Demo or Commercial?

I was reading this web site with my developer hat on, and thought that I'd actually see something being done in Yukon. You know, a demo of using the software to accomplish something. Silly me, this was not a demo as a developer thinks of it, but rather as the sub-text described it, this was an overview listing (selling) the new features to management.

Better Posts Through Reading

Here are some musings about what makes a good blogger, from my experiences reading other blogs.

2003 Salary Survey

ComputerWorld's 2003 Salary Survey is now available online. The detailed numbers are available after a free registration, but here are a couple of points of interest for the SQL Server community.

Trying out Newsgator

A few months ago, I was introduced to the concept of RSS feeds by a weekly humor email list that I subscribe to called This Is True.  I read up on the idea and learned about this aggregator software that plugs into Outlook called Newsgator.  Imagine my surprise a couple of months later when the SQLTeam Weblogs were launched, with RSS feed as an option.  I was still unconvinced, but now I had a news service that I was checking on a daily or more frequent basis, so the benefits of this technology started becoming apparent. Then, I made the...

More Musings on Yukon

Reading through the DBA Overview of Yukon whitepaper that Graz mentions in his blog, there were a few items that really jumped out at me.  Here are a few thoughts: Dedicated Administrator Connection:  Sounds like a cool feature, always allowing a sysadmin to connect even to a "hung" server.  But you'd better really lockdown those sysadmin logins tight. Recursive Queries:  May be a blessing for people designing hierarchical systems.  May also be a horrid curse.  I can see this leading to a nasty infinite loop with one little slip.  Looking forward to an article by Rob some day... PIVOT and UNPIVOT:  I'm liking...

Multi-Values are Evil Incarnate

It has been several years since I escaped AMV Hell. I have been working in SQL Server, and I'm so happy I got out. AMVs were like some sort of addictive drug that seemed really cool at first but then became an obsession that took over my life and warped my sense of judgment for several years. But thanks to a career-intervention by some friends, I've been clean for the last 5 years, and life is good. My name is Mark, and I am a recovered MV guy.

Worried About Yukon - Iterative vs. Set Based

Last year, one of the features that was being promoted big-time was the idea that you would be able to use the .Net languages to write your stored procedures. Now, I haven't heard any details on the actual final implementation of this but it makes me worried, and here's why...

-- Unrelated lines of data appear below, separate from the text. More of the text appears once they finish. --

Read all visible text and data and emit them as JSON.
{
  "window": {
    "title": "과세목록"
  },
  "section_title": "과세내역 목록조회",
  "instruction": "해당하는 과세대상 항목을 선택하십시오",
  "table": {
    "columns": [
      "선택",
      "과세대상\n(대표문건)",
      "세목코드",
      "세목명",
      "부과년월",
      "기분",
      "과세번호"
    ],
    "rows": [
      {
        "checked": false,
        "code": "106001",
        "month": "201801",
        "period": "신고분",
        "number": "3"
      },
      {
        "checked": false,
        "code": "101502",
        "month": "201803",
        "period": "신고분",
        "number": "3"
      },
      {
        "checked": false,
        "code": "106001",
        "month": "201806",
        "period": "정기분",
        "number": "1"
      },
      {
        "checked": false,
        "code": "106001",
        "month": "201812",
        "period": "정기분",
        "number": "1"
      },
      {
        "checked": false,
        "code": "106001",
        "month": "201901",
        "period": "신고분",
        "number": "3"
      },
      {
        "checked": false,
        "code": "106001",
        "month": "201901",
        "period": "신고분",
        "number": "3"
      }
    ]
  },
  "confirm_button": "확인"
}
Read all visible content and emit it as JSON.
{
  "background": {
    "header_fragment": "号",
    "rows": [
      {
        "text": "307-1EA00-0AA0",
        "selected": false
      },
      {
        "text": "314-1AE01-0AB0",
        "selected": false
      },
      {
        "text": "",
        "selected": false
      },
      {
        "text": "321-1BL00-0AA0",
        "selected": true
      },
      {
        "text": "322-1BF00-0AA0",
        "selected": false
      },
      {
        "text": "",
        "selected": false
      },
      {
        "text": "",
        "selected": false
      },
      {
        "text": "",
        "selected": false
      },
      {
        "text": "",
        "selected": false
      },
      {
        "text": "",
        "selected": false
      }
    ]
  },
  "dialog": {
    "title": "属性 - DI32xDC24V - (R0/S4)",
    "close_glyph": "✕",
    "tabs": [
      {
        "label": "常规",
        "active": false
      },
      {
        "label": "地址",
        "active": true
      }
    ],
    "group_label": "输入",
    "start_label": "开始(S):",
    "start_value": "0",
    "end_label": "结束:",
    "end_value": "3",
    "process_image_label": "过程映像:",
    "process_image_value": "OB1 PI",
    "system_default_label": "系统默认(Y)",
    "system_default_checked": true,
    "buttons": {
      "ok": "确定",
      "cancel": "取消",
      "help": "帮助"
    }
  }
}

Come to Seattle!

This isn't really a tourist plug for the city, but rather encouraging you to come to the PASS Community Summit this November 11-14.